Monday, January 28, 2008

A 30 Rock Joke

[I have been thinking about doing a short series of posts on jokes but I am worried that "explaining" jokes will not be any fun to read. This is a test balloon. This is also from memory and may be inexact.]

In an episode of 30 Rock uber-corporate guy Alec Baldwin wants to teach comedy writer Tina Fey about the fine art of negotiation (I think). Trying to convince her, he says "I want to teach you Lemon! Let me be the Michelle Pfeiffer to your angry black kid who learns that poetry is just another form of rap."

Like a lot of jokes, this is funny because it compresses a lot in a small space -- here an absurd image and a movie critique. To start with, the "casting" is funny: the rich, aggressive, threatening Alec Baldwin will be the slight, physically intimidated white woman, while the little white woman Tina Fey will be the "angry black kid." Doubly funny with Baldwin is that he dated Michelle Pfeiffer, and they starred together in Married to the Mob, which comes close to just short circuiting the whole thing.

The phrase "Let me be the X to your Y" creates a metaphor that is usually pretty general, as in "let me be the lyric to your song" or something. Even when it is more specific (e.g. "let me be the Romeo to your Juliet") it is usually so famous it has the quality of a generalization -- Romeo and Juliet being the archetypical lovers.

The first thing that strikes you with Baldwin's formulation is that it is absurdly specific -- a Michelle Pfeiffer character in a moderately popular movie ten years ago.

The second half does two things. "The angry black kid who learns that poetry is just another form of rap" importantly does not have a name we remember off the top of our head -- he is not specific at all. This critiques the movie, which claims to be all about a white teacher inspiring these under-privledged kids, but treats the kids as such stereotypes they might as well not have names.

The second half of Baldwin's line also makes you realize that your initial feeling that the reference is absurd because it is specific is only part of the joke -- the real joke is that the movie about teaching angry black kids that poetry is just another form of rap is virtually a genre: off of the top of my head Freedom Writers and the shows Boston Public and an episode of Judging Amy come to mind. I am sure there are others. So in a way Baldwin's reference, which at first seems absurdly specific, turns out to be perfectly general, in part because it is ten years old and makes you think of more recent examples that would have been closer to hand.

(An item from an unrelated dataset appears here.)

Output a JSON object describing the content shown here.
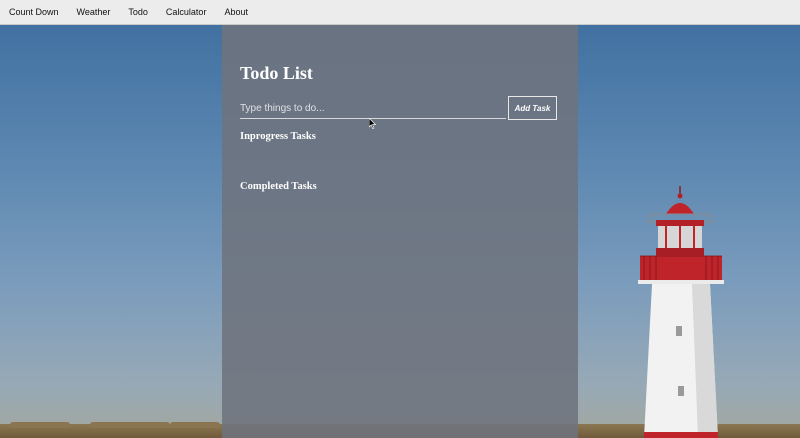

The whole joke manages to be absurdly random, but also in an odd way perfectly intelligent, all at the same time.


James said...

I actually really enjoy breaking down the minutiae of jokes, and analyzing why they're funny. Good job on this one.

Dan said...

I'm with James. Breaking down jokes is as valid a critical form as anything else. And fun too.

More please, Geoff.

Darius Kazemi said...

Great idea. And great joke to start with!

Jason Powell said...

Also: "poetry is another form of rap" is a funny formulation, reversing the more conventional, expected way that I presume it is "taught" in all those cliché movies, i.e., "rap is just a contemporary form of poetry."

scott91777 said...

I teach "Humor as Argument" in my Engl 102 classes. We don't get quite as specific as THIS but understanding why a joke is funny is important (e.g. why is Dave Chappelle's white KKK leader so funny?) And this just proves my point that 30 Rock is perhaps the best comedy on the air right now next to The Office.

Matthew J. Brady said...

Nice analysis. And the great thing is that every episode is just packed with lines like this. Tina Fey has turned into a comedy genius with her writing (and having Alec Baldwin, Tracy Morgan, and the other stars reading it definitely helps).

Here's another one I liked, even if it's not as dense: Jane Krakowski's character is talking to Tina Fey's Liz Lemon about dating younger men. She states that they are "cougars", saying "Didn't you read that article about cougars in the Africa issue of Vanity Fair. It makes me so sad that more people don't know about cougars." I love that; the setup is that the issue of the magazine was a well-regarded look at the problems of Africa, and a normal person would say that they are sad about the problems of that continent, but she's self-absorbed and only interested in shallow stuff that relates to herself. Funny!

Chuck said...

Fantastic analysis. It definitely goes to show how intelligent the writing is on the show. Thanks.